Worldwide variation in cardiovascular magnetic resonance practice models


  • L.M. Sierra-Galan
  • E.E.S. Estrada-Lopez
  • V.A. Ferrari
  • S.V. Raman
  • V.M. Ferreira
  • V. Raj
  • E. Joseph
  • J. Schulz-Menger
  • C.W.S. Chan
  • S.S.M. Chen
  • Y. Cheng
  • J. De Lara Fernandez
  • M. Terashima
  • T.S.E. Albert


  • Journal of Cardiovascular Magnetic Resonance


  • J Cardiovasc Magn Reson 25 (1): 38

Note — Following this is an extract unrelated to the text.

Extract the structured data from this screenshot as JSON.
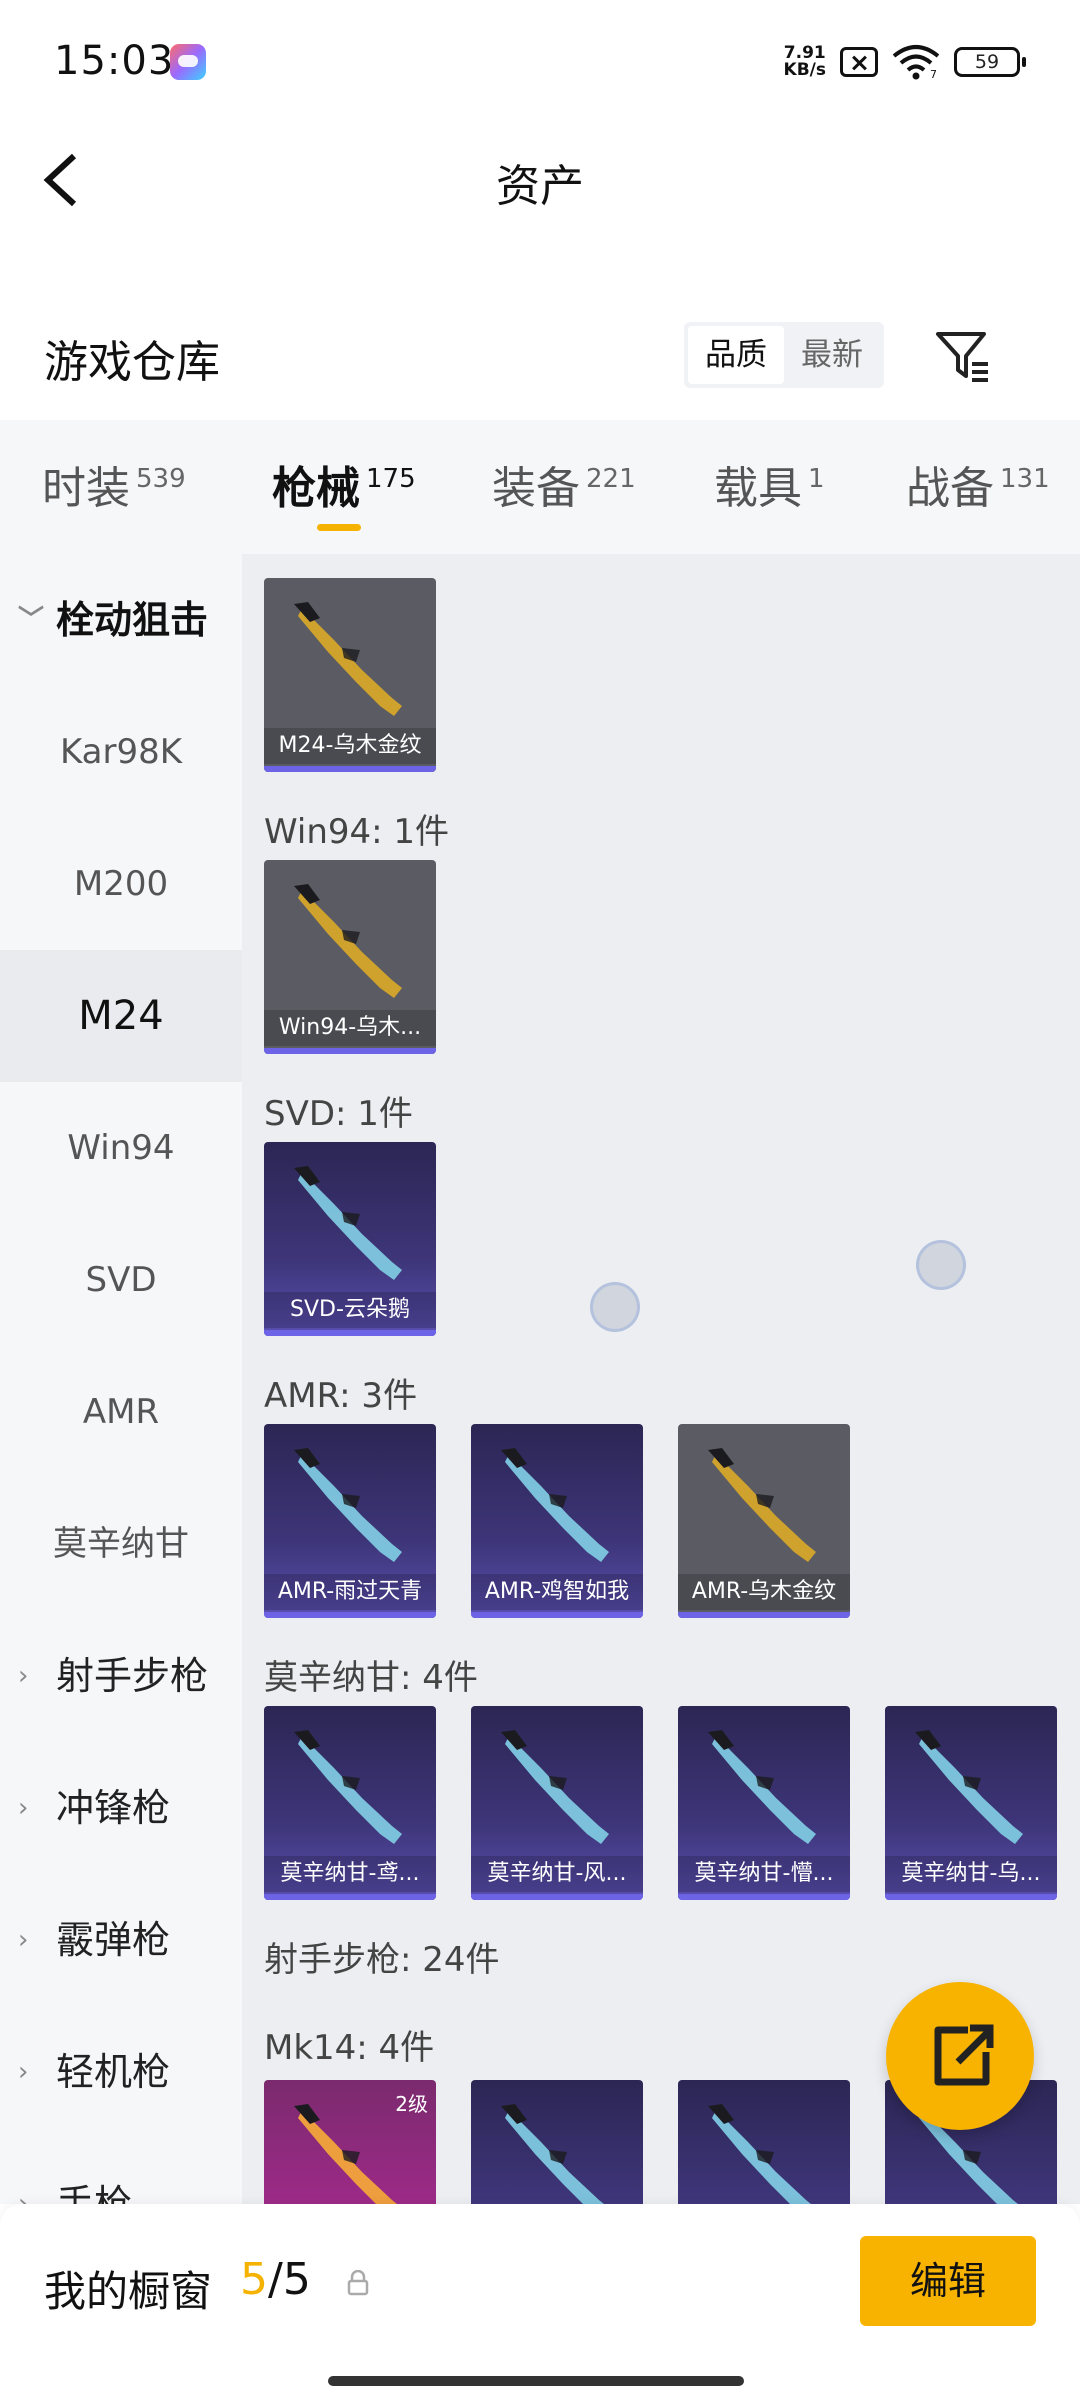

  • INTRODUCTION: The use of cardiovascular magnetic resonance (CMR) for diagnosis and management of a broad range of cardiac and vascular conditions has quickly expanded worldwide. It is essential to understand how CMR is utilized in different regions around the world and the potential practice differences between high-volume and low-volume centers. METHODS: CMR practitioners and developers from around the world were electronically surveyed by the Society for Cardiovascular Magnetic Resonance (SCMR) twice, requesting data from 2017. Both surveys were carefully merged, and the data were curated professionally by a data expert using cross-references in key questions and the specific media access control IP address. According to the United Nations classification, responses were analyzed by region and country and interpreted in the context of practice volumes and demography. RESULTS: From 70 countries and regions, 1092 individual responses were included. CMR was performed more often in academic (695/1014, 69%) and hospital settings (522/606, 86%), with adult cardiologists being the primary referring providers (680/818, 83%). Evaluation of cardiomyopathy was the top indication in high-volume and low-volume centers (p = 0.06). High-volume centers were significantly more likely to list evaluation of ischemic heart disease (e.g., stress CMR) as a primary indicator compared to low-volume centers (p < 0.001), while viability assessment was more commonly listed as a primary referral reason in low-volume centers (p = 0.001). Both developed and developing countries noted cost and competing technologies as top barriers to CMR growth. Access to scanners was listed as the most common barrier in developed countries (30% of responders), while lack of training (22% of responders) was the most common barrier in developing countries. CONCLUSION: This is the most extensive global assessment of CMR practice to date and provides insights from different regions worldwide. We identified CMR as heavily hospital-based, with referral volumes driven primarily by adult cardiology. Indications for CMR utilization varied by center volume. Efforts to improve the adoption and utilization of CMR should include growth beyond the traditional academic, hospital-based location and an emphasis on cardiomyopathy and viability assessment in community centers.